Chapter 14 – How to Read Imaginative Literature (part 1 of 2)


So far, this book has been concerned with only half the reading that most people do. Even that is too liberal an estimate. Probably the greater part of anybody’s reading time is spent on newspapers and magazines, and on things that have to be read in connection with one’s job. And so far as books are concerned, most of us read more fiction that nonfiction. Furthermore, of the nonfiction books, the most popular are those that, like newspapers and magazines, deal journalistically with matters of contemporary interest.

We have not deceived you about the rules set forth in the preceding chapters. Before undertaking to discuss them in detail, we explained that we would have to limit ourselves to the business of reading serious nonfiction books. To have expounded the rules for reading imaginative and expository literature at the same time would have been confusing. But now we cannot ignore the other types of reading any longer.

Before embarking on the task, we want to emphasize one rather strange paradox. The problem of knowing how to read imaginative literature is inherently much more difficult than the problem of knowing how to read expository books. Nevertheless, it seems to be a fact that such skill is more widely possessed than the art of reading science and philosophy, politics, economics, and history. How can this be true?

It may be, of course, that people deceive themselves about their ability to read novels intelligently. … Those who cannot say what they like about a novel probably have not read it below its most obvious surfaces. However, there is more to the paradox than that. Imaginative literature primarily pleases rather than teaches. It is much easier to be pleased than taught, but much harder to know why one is pleased. Beauty is harder to analyze than truth.


In order to proceed by the way of negation, it is first of all necessary to grasp the basic differences between expository and imaginative literature. These differences will explain why we cannot read a novel as if it were a philosophical argument, or a lyric as if it were a mathematical demonstration.

The most obvious difference, already mentioned, relates to the purposes of the two kinds of writing. Expository books try to convey knowledge – knowledge about experiences that the reader has had or could have. Imaginative ones try to communicate an experience itself – one that the reader can have or share only by reading – and if they succeed, they give the reader something to be enjoyed. Because of their diverse intentions, the two sorts of work appeal differently to the intellect and the imagination.

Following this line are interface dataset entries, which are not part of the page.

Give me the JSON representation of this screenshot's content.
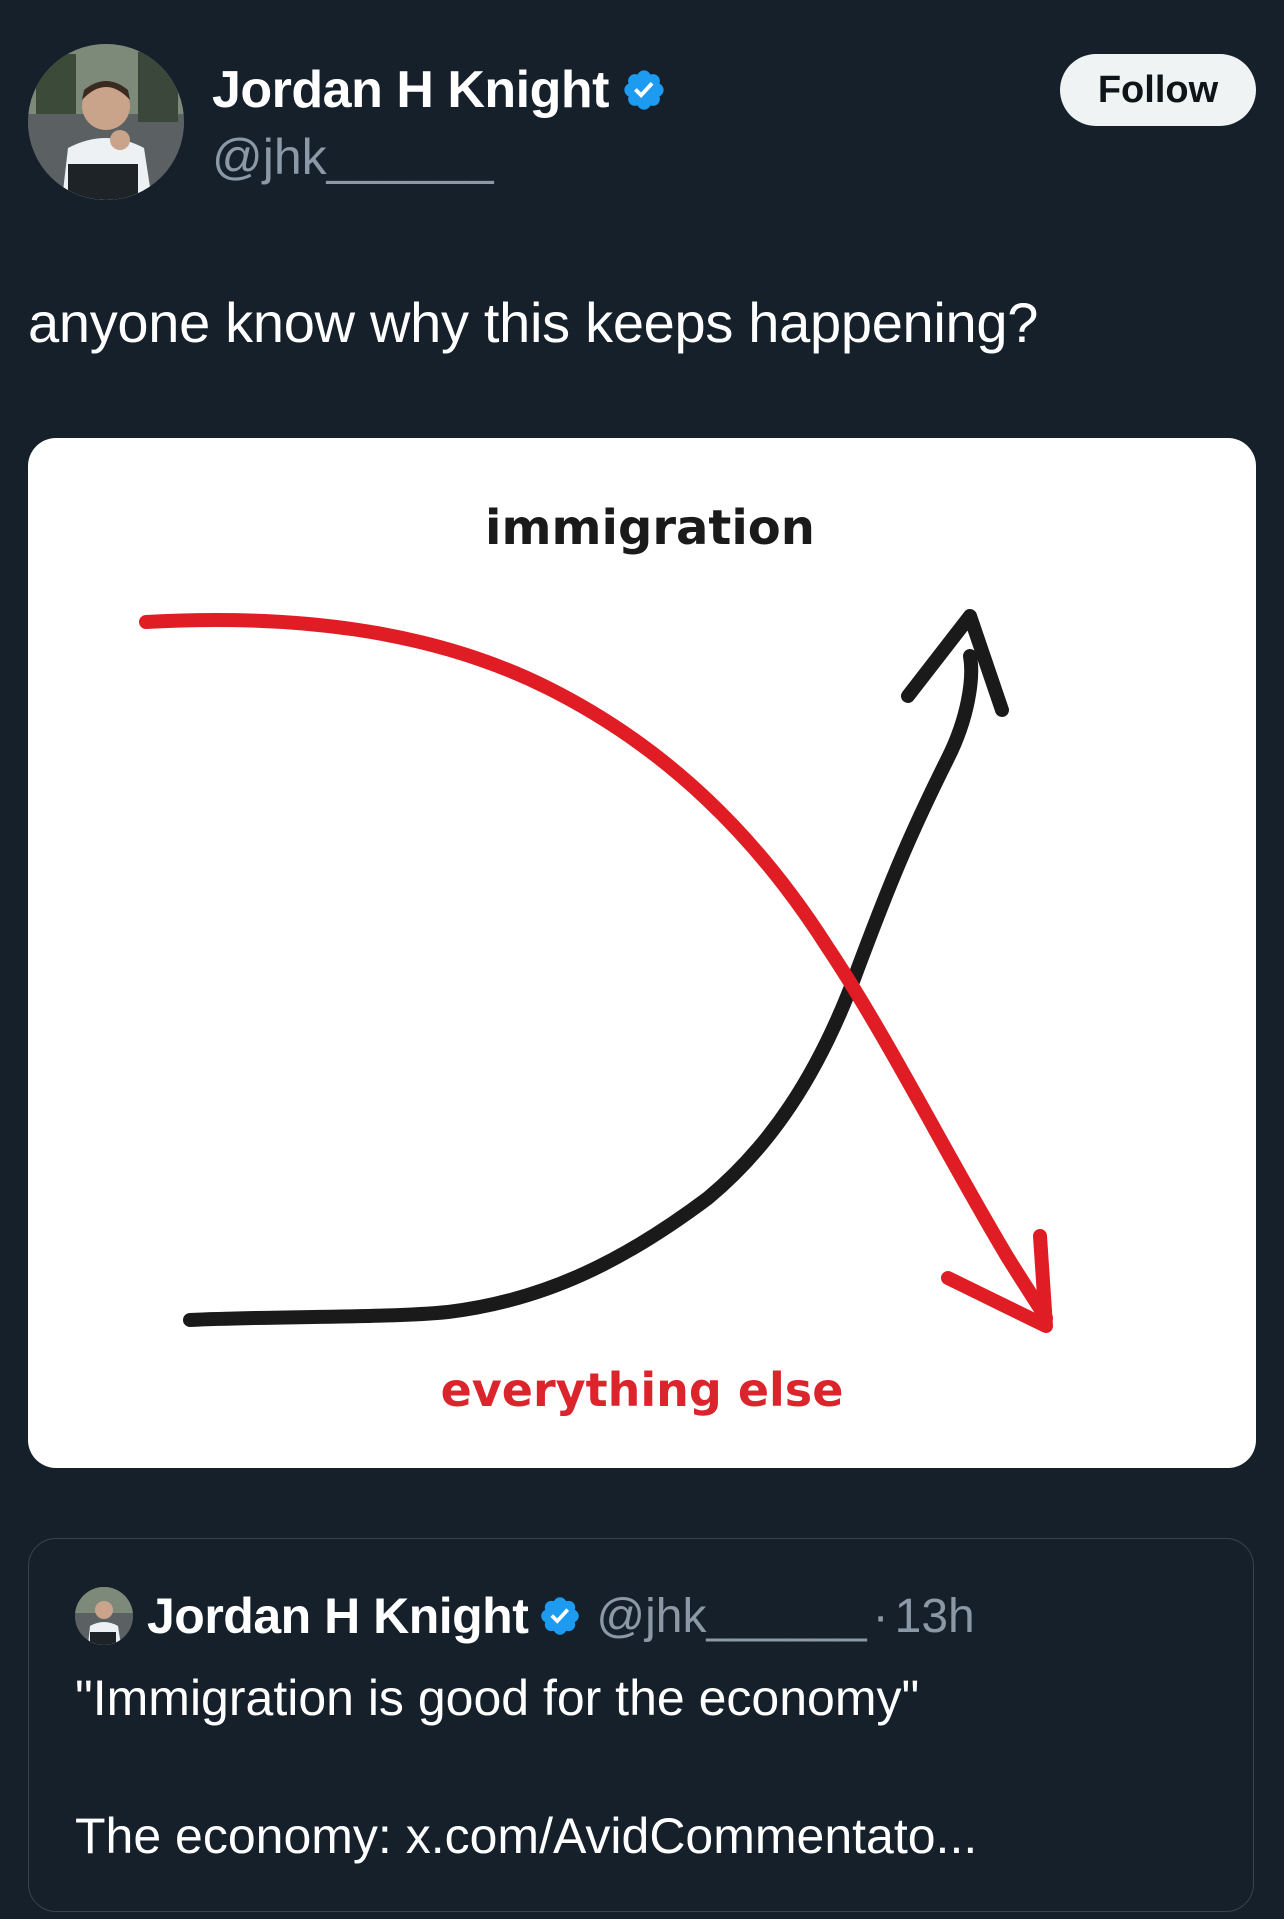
{
  "author": {
    "display_name": "Jordan H Knight",
    "handle": "@jhk______",
    "verified_icon": "verified-badge-icon",
    "avatar_icon": "profile-photo"
  },
  "follow": {
    "label": "Follow"
  },
  "tweet": {
    "text": "anyone know why this keeps happening?"
  },
  "image": {
    "top_label": "immigration",
    "bottom_label": "everything else",
    "colors": {
      "immigration": "#1a1a1a",
      "everything_else": "#e01d24"
    }
  },
  "quoted_tweet": {
    "display_name": "Jordan H Knight",
    "handle": "@jhk______",
    "separator": "·",
    "timestamp": "13h",
    "line1": "\"Immigration is good for the economy\"",
    "line2": "The economy: x.com/AvidCommentato..."
  },
  "colors": {
    "background": "#15202b",
    "secondary_text": "#8b98a5",
    "verified_blue": "#1d9bf0",
    "border": "#38444d"
  }
}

This does not mean that we can think without using our imagination, or that sense experience is ever wholly divorced from rational insight or reflection. The matter is only one of emphasis.

This fact about imaginative literature leads to what is probably the most important of the negative injunctions we want to suggest. Don’t try to resist the effect that a work of imaginative literature has on you.

We have discussed at length the importance of reading actively. This is true of all books, but it is true in quite different ways of expository works and of poetry. … We must act in such a way, when reading a story, that we let it act on us. We must allow it to move us, we must let it do whatever work it wants to do on us. We must somehow make ourselves open to it.

The basic difference between expository and imaginative literature leads to another difference. Because of their radically diverse aims, these two kinds of writing necessarily use language differently. The imaginative writer … uses metaphors as the units of his construction just as the logical writer uses words sharpened to a single meaning. … The multiplication of metaphors puts almost more content between the lines than in the words that compose them. The whole poem or story says something that none of its words say or can say.

From this fact we obtain another negative injunction. Don’t look for terms, propositions, and arguments in imaginative literature. Such things are logical, not poetic, devices.

Of course, we can learn from imaginative literature, … but not in the same way as we are taught by scientific and philosophical books. We learn from experience – the experience that we have in the course of our daily lives. So, too, we can learn from the vicarious, or artistically created, experiences that fiction produces in our imagination. … That is why it seems right to say that expository books teach primarily, while imaginative books teach only derivatively, by creating experiences from which we can learn.

Finally, one last negative rule. Don’t criticize fiction by the standards of truth and consistency that properly apply to communication of knowledge. The “truth” of a good story is its verisimilitude, its intrinsic probability or plausibility.

When we read history, we want the truth in some sense, and we have a right to complain if we do not get it. When we read a novel and want a story that must be true only in the sense that it could have happened in the world of characters and events that he novelist has created, and re-created in us.

What do we do with a philosophical book, once we have read it and understood it? We test it – against the commons experience that was its original inspiration, and that is its only excuse for being. … When we understand and do not disagree, we must say, “This is our common sense of the matter. We have tested your theory and found it correct.”

Not so with poetry. We cannot test Othello, say, against our own experience, unless we too are Moors and wedded to Venetian ladies whom we suspect of treachery. But even if this were so, Othello is not every Moor, and Desdemona is not every Venetian lady; and most such couples would have the good fortune not to know an Iago. In fact, all but one would be so fortunate; Othello, the character as well as the play, is unique.